The tribe sued the State of Florida last October for allegedly breaching its gambling compact and for failing to negotiate in good faith. Allen was deposed as part of the lawsuit last month and, the tribe argues, the state agreed not to release the transcripts of any depositions without prior review from the tribe.
On Friday morning, Politico published a report quoting Allen saying that the tribe “generated $2.2 billion in gaming revenues” in 2014 and noted that Allen had previously been quoted as citing that revenue number in the past.
Those revenue figures were consistent with the numbers used by state economists when assessing the impact of proposed gaming legislation last session and were consistent with projections from a Spectrum Gaming analysis sought by the Florida Legislature in 2013.
The tribe's argued that the court should seal the document so that it can release a redacted copy of the transcript, arguing that it is a protected trade secret.
Barbara Petersen, attorney and president for the First Amendment Foundation, told the Herald/Times there is no exemption in this case for a trade secret.
"The Seminole Tribe has no authority to assert a trade secrets exemption,'' she said. "It's a public record in the hands of DBPR."
"It's troubling when the state is willing to negotiate into private negotiations over the public's rights of access to information,'' said Mark R. Caramanica, lawyer for Politico in an interview with the Herald/Times.
It's probably one of the most common questions Vice President Joe Biden gets from reporters lately: With how the presidential primary races have shaken out, is he at peace with not running for president this year?

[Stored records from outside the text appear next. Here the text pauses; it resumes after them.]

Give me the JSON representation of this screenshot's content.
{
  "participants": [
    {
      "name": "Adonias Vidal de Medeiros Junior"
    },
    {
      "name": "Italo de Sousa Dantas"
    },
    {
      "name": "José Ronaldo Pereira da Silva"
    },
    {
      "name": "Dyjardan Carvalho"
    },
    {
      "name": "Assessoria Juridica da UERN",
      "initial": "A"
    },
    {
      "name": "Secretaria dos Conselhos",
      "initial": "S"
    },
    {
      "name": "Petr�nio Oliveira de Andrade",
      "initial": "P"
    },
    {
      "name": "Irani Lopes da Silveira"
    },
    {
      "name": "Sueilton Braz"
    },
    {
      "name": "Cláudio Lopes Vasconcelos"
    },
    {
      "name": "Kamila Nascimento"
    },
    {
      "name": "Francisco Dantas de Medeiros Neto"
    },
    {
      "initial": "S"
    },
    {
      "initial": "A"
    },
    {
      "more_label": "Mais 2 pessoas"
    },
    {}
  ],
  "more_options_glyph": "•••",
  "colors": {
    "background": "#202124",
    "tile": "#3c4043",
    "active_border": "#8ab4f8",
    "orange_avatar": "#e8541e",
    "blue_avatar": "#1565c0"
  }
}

The Democrat got that question again in Orlando on Thursday while speaking briefly with state and regional reporters, as he visited a soul-food restaurant and campaigned for Democratic U.S. Senate candidate Patrick Murphy.
Biden commented on recent headlines from national media, which were based on a remark Biden made earlier this week to "Good Morning America" co-host Robin Roberts. He told Roberts: "I would have been the best president."
"Why the hell would you run if you didn't think you're the best candidate? What's the news in that?" he said. "It doesn't mean that other candidates aren't really good, but it was the right decision for me and my family."
Emphasizing again that he has "no regrets," he said his decision to not run "had nothing to do with the other candidates. I really mean that."
When asked about Donald Trump specifically, Biden avoided an opportunity to openly criticize the GOP front-runner and, instead joked: "I have trouble figuring out the Democratic Party let alone the Republican Party."
Watch his full remarks above.
Now that Miami Commissioner Francis Suarez has made clear he will run for mayor in 2017 -- a decision that if followed-through will eventually require him to resign from his commission seat -- look for more candidates to announce bids to become his successor in representing the city's fourth district.
On Friday, Monolo Reyes officially declared his interest in the District 4 seat. The announcement is hardly a surprise, given that Reyes kept his campaign account open following Suarez's aborted bid in 2013 to run for mayor. Reyes, a perennial commission candidate, ran against Suarez in 2009 and lost in a run-off election.
He joins Ralph Rosado as a candidate.